Michigan St 25 15.75 -9.25

Sustained Success

There are a couple of factors at play. First, the metrics generally lean on sustained success -- both from an efficiency and talent standpoint. The recent boost from Herman has been stunning, but Houston must prove that the way they won in 2015 is achievable over a longer period of time.

Using ESPN's efficiency ratings, FEI, and S&P+ to get annual averages, Houston has never been ranked in the top 20 nationally and only twice -- 2011 and 2015 -- has it cracked an average top 30 ranking. In between those two memorable seasons, the Cougars struggled to maintain even mediocrity, averaging 87th, 44th, and 76th, respectively.

Houston five-year efficiency

Even if we agree that a program’s short-term track record matters less when it brings in a new, dynamic coach, talent is still king. And Houston has simply not kept pace with other teams inside The Guru’s top 25, according the 247Sports composite recruiting rankings. A look at the two teams ranked ahead of Tom Herman’s squad in the average magazine rankings -- Michigan State and USC -- and the two teams ranked immediately behind Houston -- Iowa and TCU -- reveals a canyon between the upstart Cougars and their more established peers.

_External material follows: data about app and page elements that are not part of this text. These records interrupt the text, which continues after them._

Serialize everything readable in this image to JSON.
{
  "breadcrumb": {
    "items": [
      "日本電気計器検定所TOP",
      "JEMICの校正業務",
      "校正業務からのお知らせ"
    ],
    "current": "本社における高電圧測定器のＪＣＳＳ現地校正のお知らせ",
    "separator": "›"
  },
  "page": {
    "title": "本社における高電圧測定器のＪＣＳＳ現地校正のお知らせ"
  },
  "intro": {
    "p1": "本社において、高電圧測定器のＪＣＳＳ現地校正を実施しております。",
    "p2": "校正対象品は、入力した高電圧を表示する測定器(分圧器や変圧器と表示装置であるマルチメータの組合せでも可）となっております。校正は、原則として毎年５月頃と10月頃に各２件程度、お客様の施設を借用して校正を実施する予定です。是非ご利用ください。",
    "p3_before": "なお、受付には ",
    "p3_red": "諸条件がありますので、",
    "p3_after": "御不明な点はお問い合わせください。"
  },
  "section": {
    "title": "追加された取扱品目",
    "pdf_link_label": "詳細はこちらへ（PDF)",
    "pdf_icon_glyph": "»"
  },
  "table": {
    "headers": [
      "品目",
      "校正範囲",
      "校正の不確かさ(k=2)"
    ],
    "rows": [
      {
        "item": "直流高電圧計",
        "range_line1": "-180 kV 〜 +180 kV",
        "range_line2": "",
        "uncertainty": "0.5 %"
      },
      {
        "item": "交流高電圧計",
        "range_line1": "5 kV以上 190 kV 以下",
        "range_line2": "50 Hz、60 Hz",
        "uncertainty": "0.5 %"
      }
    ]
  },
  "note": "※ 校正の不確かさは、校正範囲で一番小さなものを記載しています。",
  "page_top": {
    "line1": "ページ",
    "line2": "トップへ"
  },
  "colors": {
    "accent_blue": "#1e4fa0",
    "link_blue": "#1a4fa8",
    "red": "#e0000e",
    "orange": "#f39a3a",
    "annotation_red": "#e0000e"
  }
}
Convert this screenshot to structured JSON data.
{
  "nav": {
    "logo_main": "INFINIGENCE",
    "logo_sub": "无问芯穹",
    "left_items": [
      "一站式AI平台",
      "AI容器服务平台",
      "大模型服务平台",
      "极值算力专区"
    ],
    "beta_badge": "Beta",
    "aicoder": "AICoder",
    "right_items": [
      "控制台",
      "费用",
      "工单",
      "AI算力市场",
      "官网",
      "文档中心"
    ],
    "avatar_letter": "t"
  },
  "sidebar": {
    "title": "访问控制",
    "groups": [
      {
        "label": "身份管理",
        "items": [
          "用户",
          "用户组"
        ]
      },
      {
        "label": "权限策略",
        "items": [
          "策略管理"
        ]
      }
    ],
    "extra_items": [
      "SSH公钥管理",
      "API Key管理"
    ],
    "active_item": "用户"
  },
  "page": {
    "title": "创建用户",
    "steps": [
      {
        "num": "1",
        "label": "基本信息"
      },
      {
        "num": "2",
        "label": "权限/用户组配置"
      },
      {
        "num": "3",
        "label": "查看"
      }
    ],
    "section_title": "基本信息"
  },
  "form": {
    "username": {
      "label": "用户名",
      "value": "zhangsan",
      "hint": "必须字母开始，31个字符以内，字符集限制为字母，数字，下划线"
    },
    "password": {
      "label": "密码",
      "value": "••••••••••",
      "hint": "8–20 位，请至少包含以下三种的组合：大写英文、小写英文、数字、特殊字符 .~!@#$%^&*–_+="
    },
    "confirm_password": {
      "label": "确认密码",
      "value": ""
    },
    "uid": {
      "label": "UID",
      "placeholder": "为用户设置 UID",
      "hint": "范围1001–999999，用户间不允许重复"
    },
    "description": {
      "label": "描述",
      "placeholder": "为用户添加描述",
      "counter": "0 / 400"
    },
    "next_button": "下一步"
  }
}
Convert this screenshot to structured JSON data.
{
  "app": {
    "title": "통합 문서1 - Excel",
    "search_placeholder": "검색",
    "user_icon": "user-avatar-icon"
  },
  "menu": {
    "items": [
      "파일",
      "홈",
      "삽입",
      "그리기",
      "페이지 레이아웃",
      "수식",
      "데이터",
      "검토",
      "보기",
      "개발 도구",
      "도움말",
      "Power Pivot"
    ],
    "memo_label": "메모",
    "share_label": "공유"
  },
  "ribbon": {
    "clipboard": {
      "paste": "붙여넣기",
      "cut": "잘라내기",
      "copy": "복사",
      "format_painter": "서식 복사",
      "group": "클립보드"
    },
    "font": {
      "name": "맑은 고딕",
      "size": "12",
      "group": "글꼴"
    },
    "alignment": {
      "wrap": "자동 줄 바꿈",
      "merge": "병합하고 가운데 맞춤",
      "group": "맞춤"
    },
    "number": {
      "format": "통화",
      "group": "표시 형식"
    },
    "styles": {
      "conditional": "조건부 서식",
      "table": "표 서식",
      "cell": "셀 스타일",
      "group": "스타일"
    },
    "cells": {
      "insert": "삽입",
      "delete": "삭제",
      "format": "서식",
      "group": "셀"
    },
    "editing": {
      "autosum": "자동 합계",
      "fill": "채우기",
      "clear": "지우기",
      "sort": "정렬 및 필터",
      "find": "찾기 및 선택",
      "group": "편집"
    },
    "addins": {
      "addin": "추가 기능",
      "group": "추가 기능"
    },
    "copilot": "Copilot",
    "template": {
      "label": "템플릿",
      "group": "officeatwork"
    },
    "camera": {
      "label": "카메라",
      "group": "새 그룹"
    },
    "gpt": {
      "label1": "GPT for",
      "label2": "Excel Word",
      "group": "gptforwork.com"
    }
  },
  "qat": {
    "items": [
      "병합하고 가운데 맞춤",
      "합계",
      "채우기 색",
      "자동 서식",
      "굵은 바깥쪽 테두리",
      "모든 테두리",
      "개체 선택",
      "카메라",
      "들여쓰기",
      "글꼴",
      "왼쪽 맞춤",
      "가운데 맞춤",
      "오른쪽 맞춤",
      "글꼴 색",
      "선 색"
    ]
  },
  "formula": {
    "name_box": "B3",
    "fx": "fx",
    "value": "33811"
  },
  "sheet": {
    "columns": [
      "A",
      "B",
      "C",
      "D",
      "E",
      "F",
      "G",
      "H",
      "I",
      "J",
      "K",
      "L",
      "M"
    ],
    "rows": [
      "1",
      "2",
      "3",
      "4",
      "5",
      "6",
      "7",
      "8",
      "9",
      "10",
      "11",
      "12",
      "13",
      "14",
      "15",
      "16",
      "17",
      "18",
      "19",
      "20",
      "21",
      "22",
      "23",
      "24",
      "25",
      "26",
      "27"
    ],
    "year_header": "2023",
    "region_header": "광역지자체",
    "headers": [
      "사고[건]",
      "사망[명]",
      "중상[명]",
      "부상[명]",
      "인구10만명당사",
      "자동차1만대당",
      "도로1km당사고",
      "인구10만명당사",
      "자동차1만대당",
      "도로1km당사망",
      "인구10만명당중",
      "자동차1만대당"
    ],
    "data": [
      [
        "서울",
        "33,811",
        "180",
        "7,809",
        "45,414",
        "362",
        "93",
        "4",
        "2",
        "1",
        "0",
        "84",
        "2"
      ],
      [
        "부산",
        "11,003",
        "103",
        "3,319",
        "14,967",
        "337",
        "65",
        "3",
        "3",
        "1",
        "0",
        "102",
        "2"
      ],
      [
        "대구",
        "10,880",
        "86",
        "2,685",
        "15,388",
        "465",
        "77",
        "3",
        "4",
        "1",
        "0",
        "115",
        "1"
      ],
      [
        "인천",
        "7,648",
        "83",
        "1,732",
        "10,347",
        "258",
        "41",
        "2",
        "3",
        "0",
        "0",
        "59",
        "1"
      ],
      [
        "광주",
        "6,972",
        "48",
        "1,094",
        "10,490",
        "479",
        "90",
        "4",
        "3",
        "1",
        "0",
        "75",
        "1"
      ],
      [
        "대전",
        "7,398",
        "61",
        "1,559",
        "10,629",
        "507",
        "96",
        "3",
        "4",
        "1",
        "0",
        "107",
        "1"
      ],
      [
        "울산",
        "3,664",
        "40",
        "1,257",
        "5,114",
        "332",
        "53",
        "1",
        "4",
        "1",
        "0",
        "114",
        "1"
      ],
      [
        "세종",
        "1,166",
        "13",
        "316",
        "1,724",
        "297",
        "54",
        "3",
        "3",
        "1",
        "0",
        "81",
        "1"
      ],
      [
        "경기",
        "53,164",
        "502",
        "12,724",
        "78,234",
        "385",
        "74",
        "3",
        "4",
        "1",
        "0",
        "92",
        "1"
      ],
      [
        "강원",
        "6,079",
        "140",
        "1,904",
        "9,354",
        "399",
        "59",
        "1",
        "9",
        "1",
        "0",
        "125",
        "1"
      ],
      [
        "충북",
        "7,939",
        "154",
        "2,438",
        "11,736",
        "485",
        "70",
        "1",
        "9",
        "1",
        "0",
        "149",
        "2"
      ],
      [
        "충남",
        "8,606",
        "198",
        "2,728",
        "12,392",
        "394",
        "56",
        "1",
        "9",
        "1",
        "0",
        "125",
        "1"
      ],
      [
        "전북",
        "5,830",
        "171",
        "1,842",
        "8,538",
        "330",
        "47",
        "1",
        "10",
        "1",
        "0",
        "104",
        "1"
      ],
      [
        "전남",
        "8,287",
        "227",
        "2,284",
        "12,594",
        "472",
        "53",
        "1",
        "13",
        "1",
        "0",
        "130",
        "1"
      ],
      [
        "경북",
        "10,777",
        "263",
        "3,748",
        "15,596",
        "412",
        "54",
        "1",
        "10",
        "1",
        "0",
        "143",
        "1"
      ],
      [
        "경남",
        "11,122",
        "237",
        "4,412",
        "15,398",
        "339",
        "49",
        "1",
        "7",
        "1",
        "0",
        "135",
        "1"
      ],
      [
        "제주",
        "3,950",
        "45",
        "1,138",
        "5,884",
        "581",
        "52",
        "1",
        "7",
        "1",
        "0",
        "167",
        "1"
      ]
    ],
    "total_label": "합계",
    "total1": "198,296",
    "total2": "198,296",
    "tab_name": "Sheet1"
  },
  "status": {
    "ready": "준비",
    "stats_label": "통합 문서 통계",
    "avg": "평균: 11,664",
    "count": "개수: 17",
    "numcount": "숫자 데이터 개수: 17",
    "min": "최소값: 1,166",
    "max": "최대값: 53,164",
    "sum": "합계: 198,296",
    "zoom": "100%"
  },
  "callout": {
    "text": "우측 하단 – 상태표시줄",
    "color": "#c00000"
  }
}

On only two occasions in the last year years did Houston’s recruiting class top Iowa’s (by two spots in 2013 and by 14 spots in 2016), and the Cougars failed to best TCU, USC, or Michigan State in a single class.

247 Sports Composite Recruiting Ranks


Bill Connelly also warns of some regression in luck that may be heading Houston’s way, despite the effectiveness of the defense's front seven. In his terrific Houston season preview, Connelly summarizes, “This was a flawed team experiencing a wonderful season, and while they were incredibly fun to watch, they may not have been using a replicable formula for victory.”

That’s because recovering 65 percent of fumbles (second in the nation) and opponents picking off only 15 percent of defended passes (7 percentage points below the national average) are outcomes not likely repeated. Phil Steele -- who expressed more reservations about Houston than the other magazines, ranking them 30th -- highlighted that Houston had a plus-21 turnover margin, good for second in the nation. According to Steele, since 1991, 77 percent teams with a plus-11 turnover margin or more were weaker or the same the following year. In the last four years, using a plus-14 turnover margin, 87 percent of teams regressed or remained stable the next season.

Connelly also notes that Houston prevailed in close games -- at Louisville and hosting Cincinnati and Memphis -- that, based on the statistics, they should have been expected to lose.

Combined, these factors kept Houston’s overall efficiency ratings depressed last year. While the AP and Coaches polls had the Cougars ranked 8th to finish the year, the average ranking from The Geeks was just 27th.


Houston’s schedule will do the Cougars no favors. Even if Houston remains the class of the American Athletic Conference, their non-conference schedule may force some regression, on the stats sheet and in the win column.

Date Opponent S&P+ Win Probability FPI Win Probability
Sept. 3 Oklahoma 21% 10%
Sept. 15 at Cincinnati 49% 52%
Oct. 8 at Navy 46% 62%
Nov. 17 Louisville 35% 31%
Nov. 25 at Memphis 52% 66%

The South Point in Vegas lined Houston’s season win total at 9.5, with juice on the over. FPI projects Houston to win 8.4 games but gives them only a 0.1 percent chance to go undefeated. S&P+ is even more pessimistic, giving the Cougars a win projection of 7.7.

Both S&P+ and FPI projects Houston to lose their neutral site game against 10-point favorite Oklahoma to start the year and to Louisville at home in mid-November. The Cougars will also get tests in conference play on the road against Cincinnati, Navy, and Memphis.

Tom Herman and his staff deserve credit for getting the Houston program on a path to becoming elite, but judging by two key preseason metrics -- efficiency and the accumulation of talent over time -- Houston is more of a top-40 than a top-20 team. And some inevitable luck regression and difficult non-conference and road slates won’t help.

In college football, the margin for error is razor thin, especially for non-Power 5 schools, so if Houston takes even a slight step back in 2016, it could mean the difference between a New Year’s Six bowl game and one played in the third week of December.